 Where can we add silence or give extra time in our presentation to allow for vibrant Description? Where could additional silence enhance the experience for everyone?

 7. Decide whether you want to hire a professional or do it yourself. More on this coming next!

Calling in the pros: Why to hire a professional Audio Describer

Audio Description is complex. Describers need to plan meticulously, create a script that accurately, concisely, and thoughtfully conveys the visual.

 And it is a technical skill bursting with nuance. Word choice changes the meaning, sense, and context of a visual. Describers can evoke a completely different scene through their word choice. If someone is walking, for example, they might stroll, stagger, glide, march, stride, amble, or pace.

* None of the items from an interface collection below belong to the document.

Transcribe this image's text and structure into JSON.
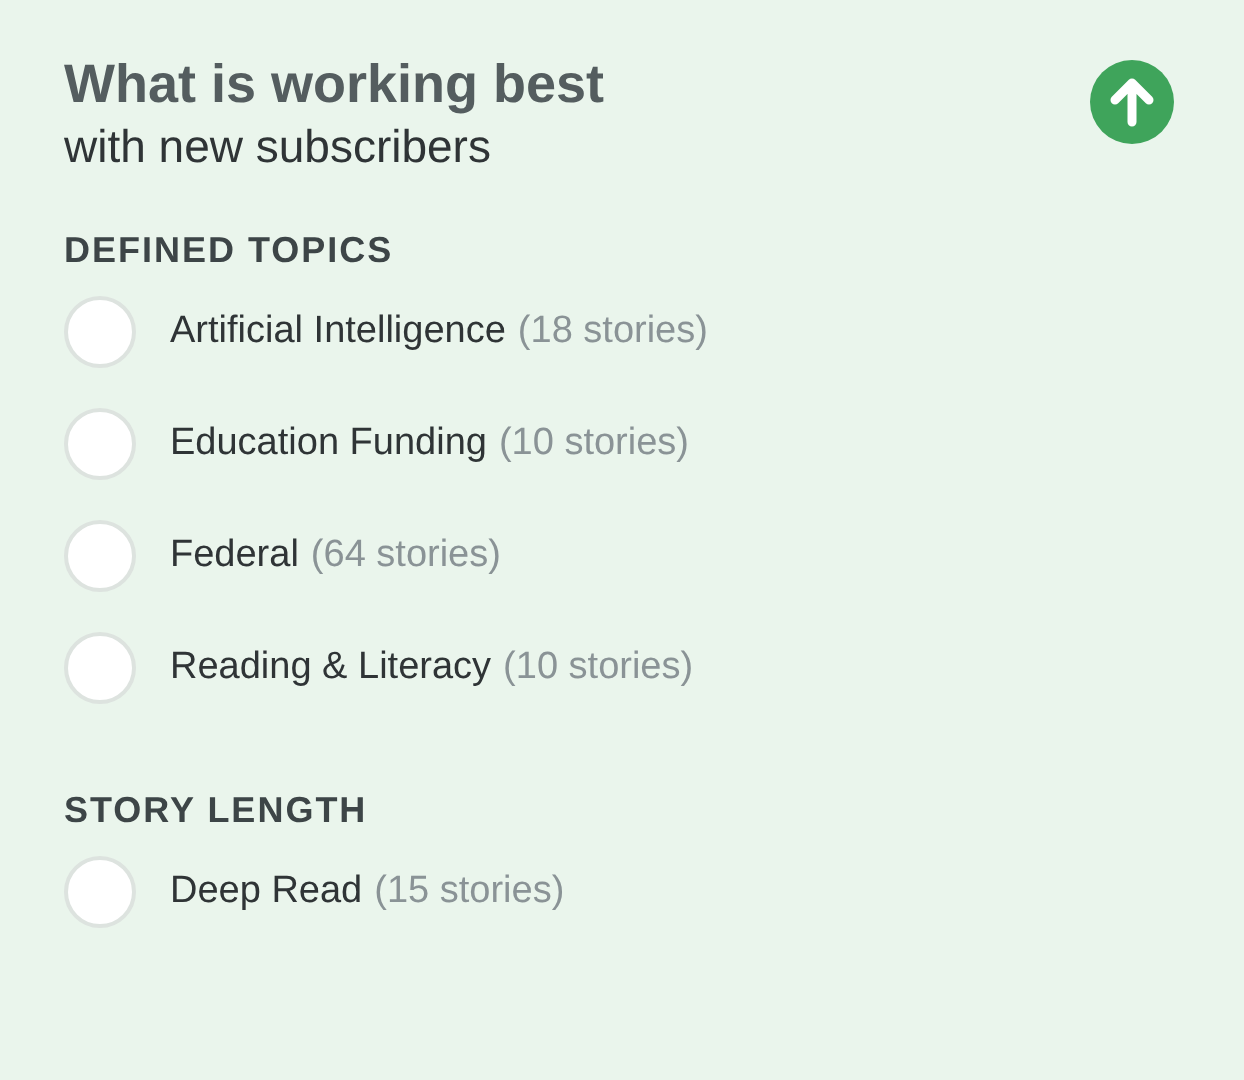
{
  "title": "What is working best",
  "subtitle": "with new subscribers",
  "sections": [
    {
      "heading": "DEFINED TOPICS",
      "items": [
        {
          "label": "Artificial Intelligence",
          "count": "(18 stories)",
          "selected": false
        },
        {
          "label": "Education Funding",
          "count": "(10 stories)",
          "selected": false
        },
        {
          "label": "Federal",
          "count": "(64 stories)",
          "selected": false
        },
        {
          "label": "Reading & Literacy",
          "count": "(10 stories)",
          "selected": false
        }
      ]
    },
    {
      "heading": "STORY LENGTH",
      "items": [
        {
          "label": "Deep Read",
          "count": "(15 stories)",
          "selected": false
        }
      ]
    }
  ]
}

This requires broad and nuanced vocabulary, technical revision, and skill to describe within the actual structure of dialogue, silence, pause, and sound in the film. Not an easy thing to do.

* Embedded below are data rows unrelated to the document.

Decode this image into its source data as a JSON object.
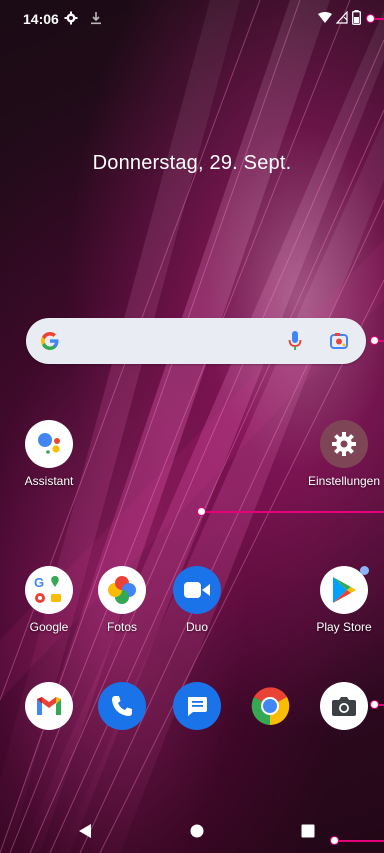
{
  "status_bar": {
    "time": "14:06",
    "icons": [
      "settings-gear-icon",
      "download-icon",
      "wifi-icon",
      "signal-icon",
      "battery-icon"
    ]
  },
  "date_widget": {
    "text": "Donnerstag, 29. Sept."
  },
  "search_bar": {
    "google_logo": "G",
    "icons": [
      "mic-icon",
      "lens-icon"
    ]
  },
  "home_apps": [
    {
      "label": "Assistant",
      "icon": "google-assistant-icon"
    },
    {
      "label": "Einstellungen",
      "icon": "settings-icon"
    }
  ],
  "row_apps": [
    {
      "label": "Google",
      "icon": "google-folder-icon"
    },
    {
      "label": "Fotos",
      "icon": "google-photos-icon"
    },
    {
      "label": "Duo",
      "icon": "duo-camera-icon"
    },
    {
      "label": "Play Store",
      "icon": "play-store-icon"
    }
  ],
  "dock_apps": [
    {
      "icon": "gmail-icon"
    },
    {
      "icon": "phone-icon"
    },
    {
      "icon": "messages-icon"
    },
    {
      "icon": "chrome-icon"
    },
    {
      "icon": "camera-icon"
    }
  ],
  "nav_bar": {
    "icons": [
      "back-icon",
      "home-icon",
      "recents-icon"
    ]
  },
  "colors": {
    "accent": "#e6007a",
    "search_bg": "#e9edf3"
  }
}
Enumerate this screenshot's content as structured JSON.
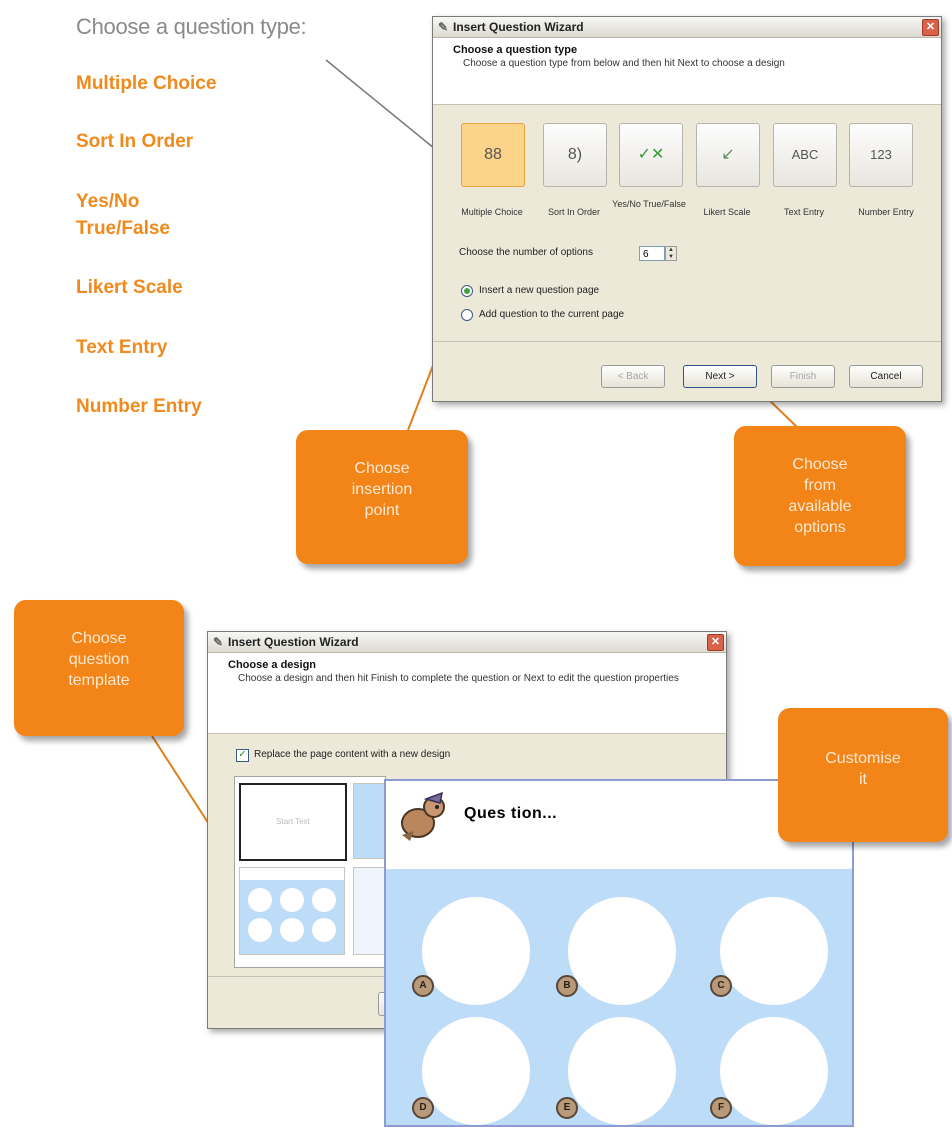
{
  "intro_text": "Choose a question  type:",
  "question_types": [
    "Multiple Choice",
    "Sort In Order",
    "Yes/No",
    "True/False",
    "Likert Scale",
    "Text Entry",
    "Number Entry"
  ],
  "wizard1": {
    "title": "Insert Question Wizard",
    "header_title": "Choose a question type",
    "header_subtitle": "Choose a question type from below and then hit Next to choose a design",
    "icons": [
      {
        "glyph": "88",
        "label": "Multiple Choice",
        "name": "multiple-choice"
      },
      {
        "glyph": "8)",
        "label": "Sort In Order",
        "name": "sort-in-order"
      },
      {
        "glyph": "✓✕",
        "label": "Yes/No True/False",
        "name": "yes-no"
      },
      {
        "glyph": "↙",
        "label": "Likert Scale",
        "name": "likert-scale"
      },
      {
        "glyph": "ABC",
        "label": "Text Entry",
        "name": "text-entry"
      },
      {
        "glyph": "123",
        "label": "Number Entry",
        "name": "number-entry"
      }
    ],
    "options_label": "Choose the number of options",
    "options_value": "6",
    "radio_insert_new": "Insert a new question page",
    "radio_add_current": "Add question to the current page",
    "buttons": {
      "back": "< Back",
      "next": "Next >",
      "finish": "Finish",
      "cancel": "Cancel"
    }
  },
  "callouts": {
    "insertion": [
      "Choose",
      "insertion",
      "point"
    ],
    "options": [
      "Choose",
      "from",
      "available",
      "options"
    ],
    "template": [
      "Choose",
      "question",
      "template"
    ],
    "customise": [
      "Customise",
      "it"
    ]
  },
  "wizard2": {
    "title": "Insert Question Wizard",
    "header_title": "Choose a design",
    "header_subtitle": "Choose a design and then hit Finish to complete the question or Next to edit the question properties",
    "replace_label": "Replace the page content with a new design",
    "template_text": "Start Text"
  },
  "preview": {
    "title": "Ques tion...",
    "badges": [
      "A",
      "B",
      "C",
      "D",
      "E",
      "F"
    ]
  },
  "colors": {
    "accent": "#f28418",
    "selected": "#fcd489",
    "preview_bg": "#bcdcf8"
  }
}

The complexity above illustrates why Audio Description is a profession with a specific skillset, training, and certification process..

Good Audio Description reflects and conveys the context and meanings of the film. In addition to technical descriptive expertise, cultural awareness is essential [PODCAST]. Our perspective, including what we notice and how we describe things, is impacted by our lived experiences and every aspect of our identity, including race, culture, disability, and more.

Describers are no different, and it’s important to be sure that our describers have the lived experience to notice important things and convey them meaningfully. Audio describers who work in the field are more likely to stay up to date on hot topics and emerging practices, including the most respectful ways to reflect identity and culture within description.

This is another reason it can be so important to work with the creators all along—important elements can be discussed, and the creators can be sure that the Audio Description will convey the essential elements of the work.

Ready to hire a describer? Resources abound! The City of Portland Disability Equity Staff have compiled a list of Audio Description service providers and other accessibility resources [PDF] we know about, including this American Council of the Blind resource list of describers nationwide. No one at the City of Portland or the American Council of the Blind is endorsing any Audio Describer or description company—we just want you to be able to find ‘em when you need ‘em!

For the do-it-yourselfers among us

For folks who are certain they have the technical, cultural, and artistic expertise to create Audio Descriptions for their content, or who just want a behind-the-scenes look at the Audio Description process, here are some places to start:

  1. This article on 508 accessible videos offers three different ways to add Audio Descriptions to a video.
  2. This hour-long talk, What is Audio Description? covers some excellent foundational information, including what Audio Description is, where it applies, and some of the rules for creating description.
  3. And this free, downloadable caption creation and audio-description scriptwriting software (CADET) is one tool that anyone can use to up their caption and Audio Description game. (Google will show you others.)

Souvenirs from our adventure

Our adventures in Audio Description are coming to a close…for now. Let’s share some of the souvenirs we can take home (and show off!) from this trip:

  1. Audio Description is essential for videos and visual content. Without Audio Description, our creations are inaccessible, inequitable, and exclusionary.
  2. Audio Description enhances the experience for more people. It’s useful, fun, and adds depth and nuance in all kinds of situations and spaces.
  3. Audio Description is complex. It’s technical, artistic, expressive, and cultural.
  4. Audio Description is everywhere. There are heaps of resources, examples, and organizations that can support us on our next Audio Description adventure.

May you have vivid Audio Description Adventures in the years ahead--Bon Voyage!


[Silhouette of a sailboat on a placid lake sailing into a deep golden sunset. Wispy pink clouds float close above the boat and close to the water as the adventurers sail off to the next Audio Description Adventure!]

Special thanks to Cheryl Green for her review and feedback on this Tip. 

Links from today’s Tip (in order of appearance)